Not only are children twelve and under physically immature, they are also still developing mentally. Younger children do not have the ability to make split-second decisions that tackle football requires to stay safe when playing such a demanding sport. In New Study Links Playing Youth Football to Later Brain Damage, Sean Gregory quotes Dr. Robert Cantu, a professor of neurology at BU and a leading expert on head trauma as saying, ‘Between the ages of 10-12, the brain is maximizing its connectivity and fine-tuning its structural development. Intelligence, mood tendencies, and impulse control are starting to take shape. Repeated hits to the head can only disrupt the cognitive growth process.’ Dr. Cantu shows that allowing to a child to paly tackle football before the brain has fully maximized causes long lasting damage.
In order to avoid post traumatic brain diseases later in life, children under the age of thirteen should be limited to play flag football. This type of football does not diminish the overall intensity and pure joy of football. Just as John Gerdy argues, 95% of the two forms of the game yield essentially the same benefits for participants. But rather than having to literally sacrifice [their] bodies to tackle ball carriers. The essential elements of the game remain, including the beauty and athleticism, albeit without the bone crunching, brain scrambling hits, blocks, and tackles. Fans are still given the opportunity to encourage hard-working youth while knowing that these young athletes have a decreased chance of experiencing brain trauma at an early age. The AAP is a valuable association that can help change the minds of Americans by making flag football a widely known solution for preventing brain trauma in young children. Flag football helps to keep youth safe and allows the sport to remain interesting while safely preparing America’s youth to play the most famous sport.

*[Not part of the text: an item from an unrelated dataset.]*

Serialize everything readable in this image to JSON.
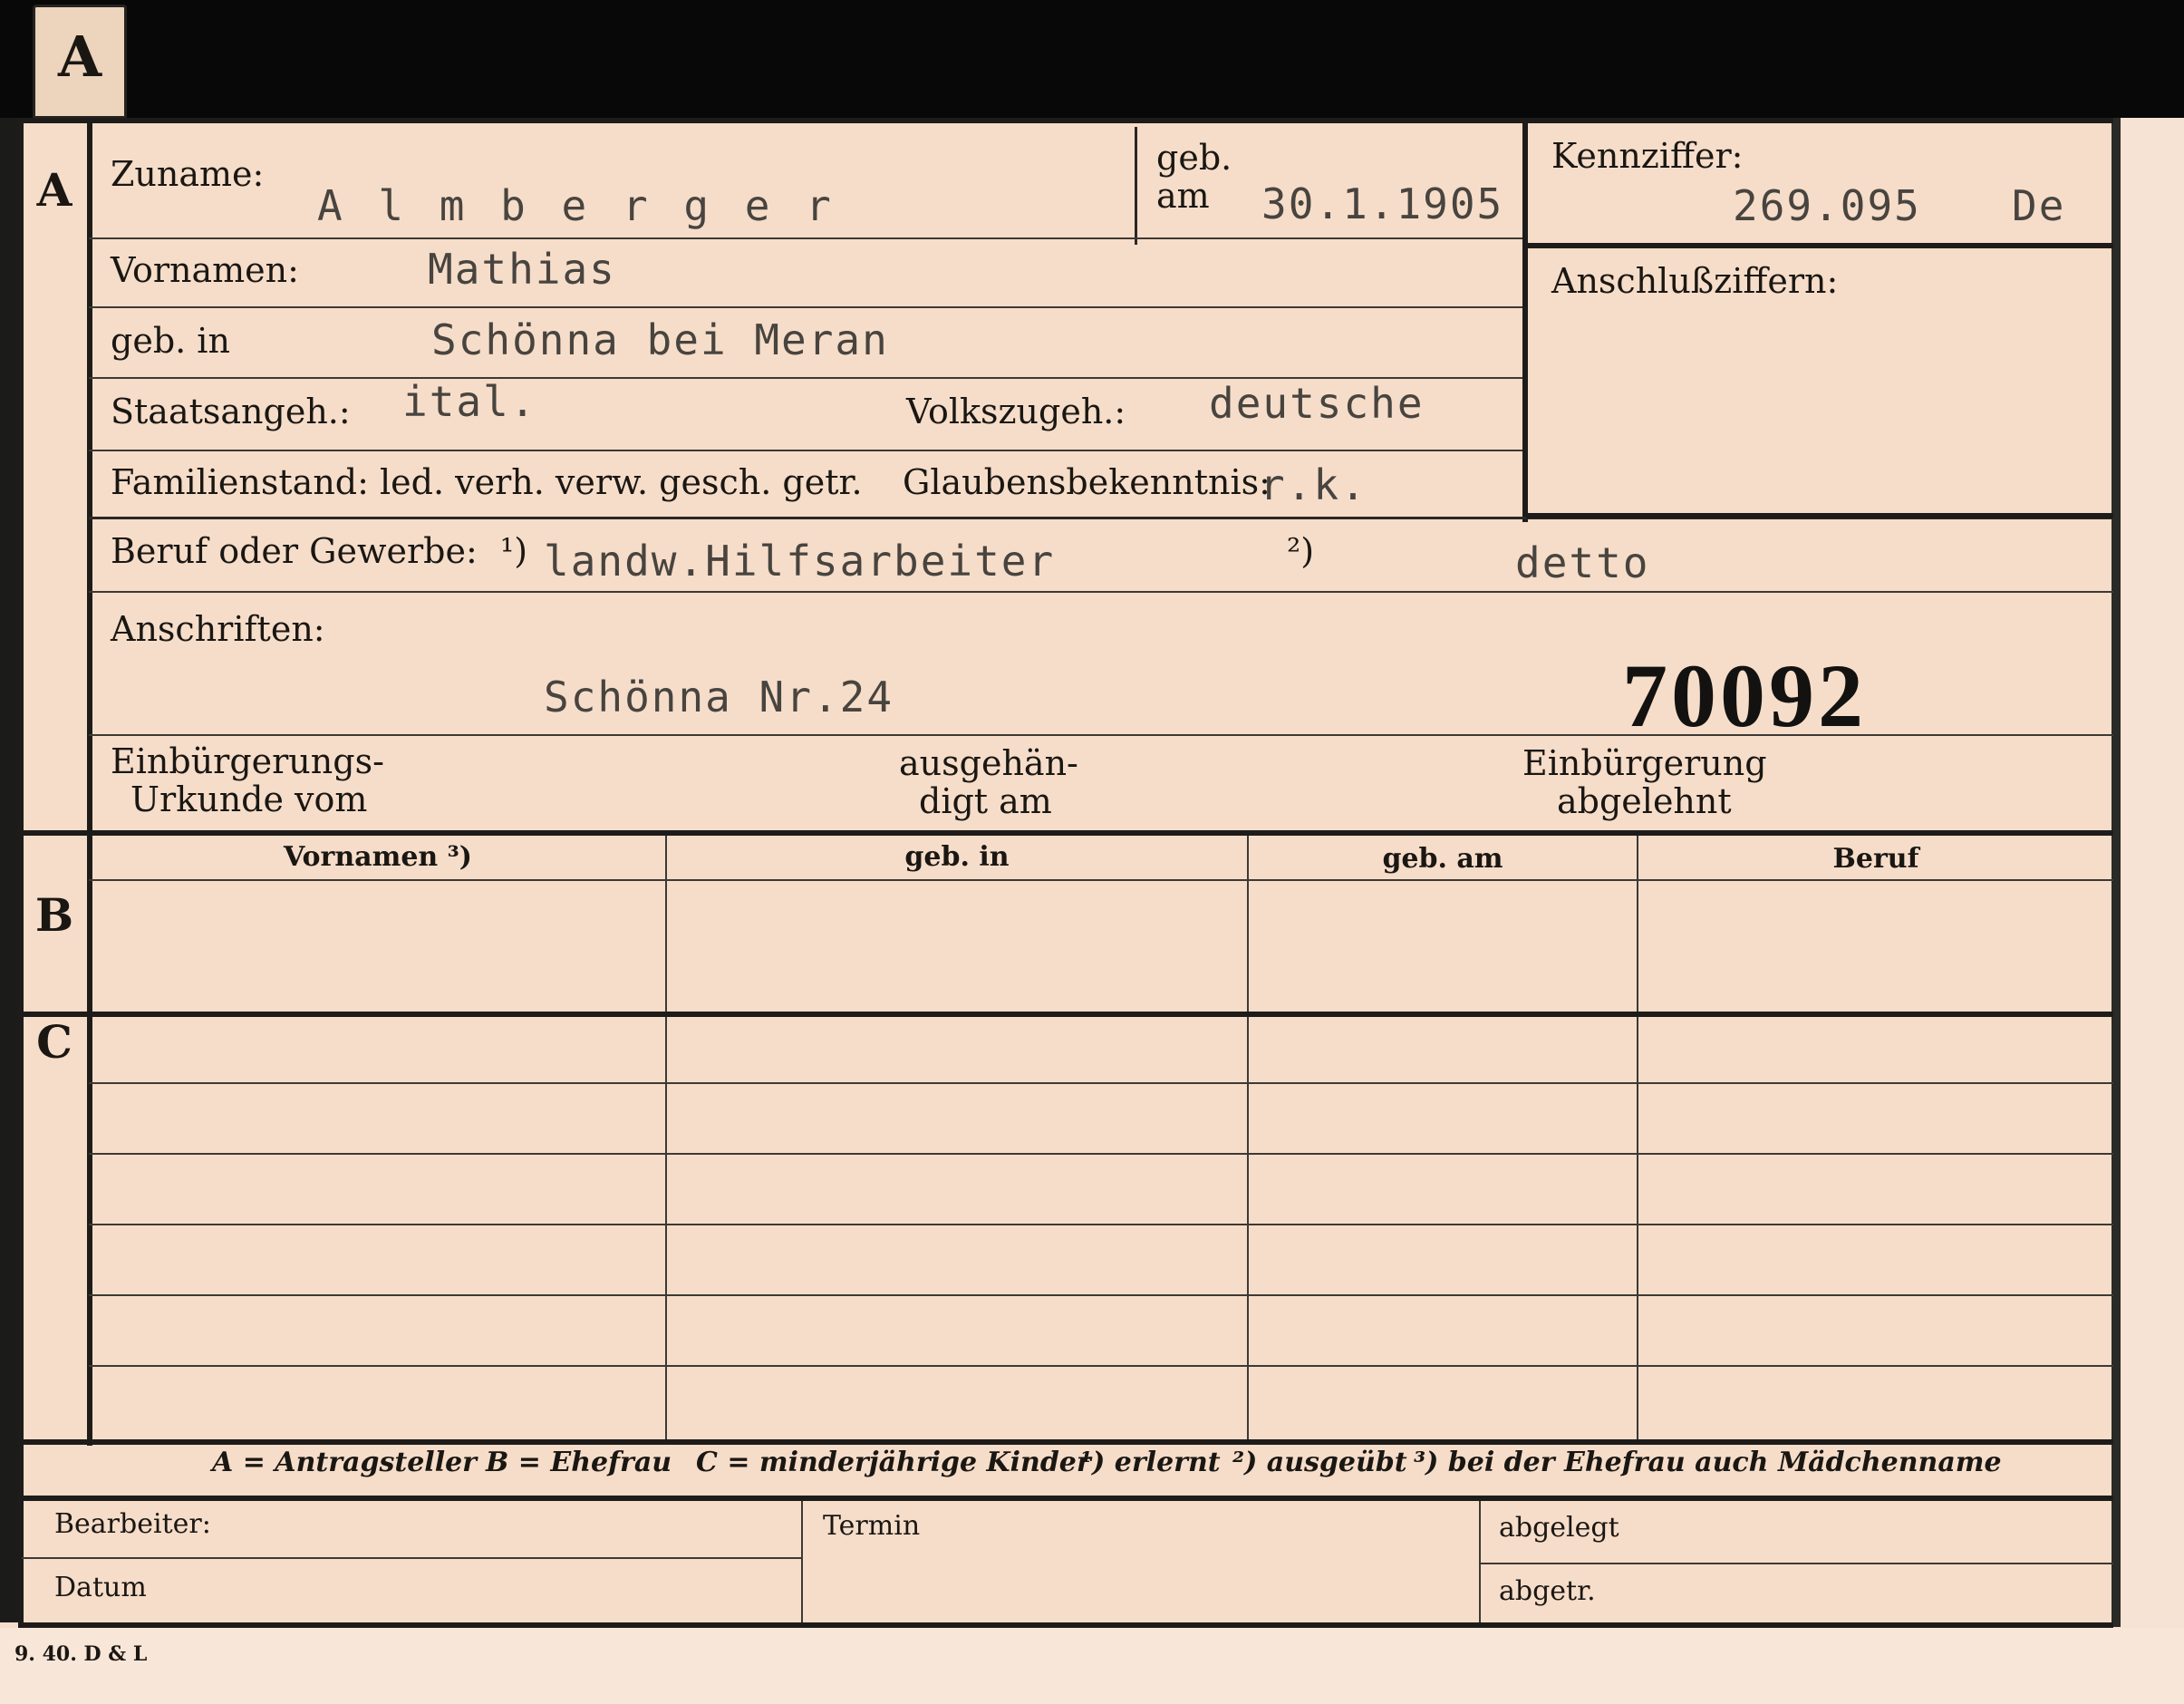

Postponing the start of tackle football would be an excellent way of allowing preteen’s bodies and brains to fully develop. Flag football provides the same desired skills, such as team work, athletic training, and development of quick-thinking skills. It also decreases the chances of forming major brain disorders later in life that can affect behavior, mood, and even the physiological makeup of the brain.
By allowing adolescent bodies to develop mentally and physically, flag football reduces the chances of developing chronic diseases. With the encouragement of the AAP, America’s most popular sport needs to make the change to allow youth under the age of thirteen to participate in flag football only due to the many risks involved. The injuries caused from early age tackle football can be life changing and even life threatening over time. If a strong recommendation were to be made to banish youth tackle football, many young lives would be spared the horrors of post traumatic brain injury.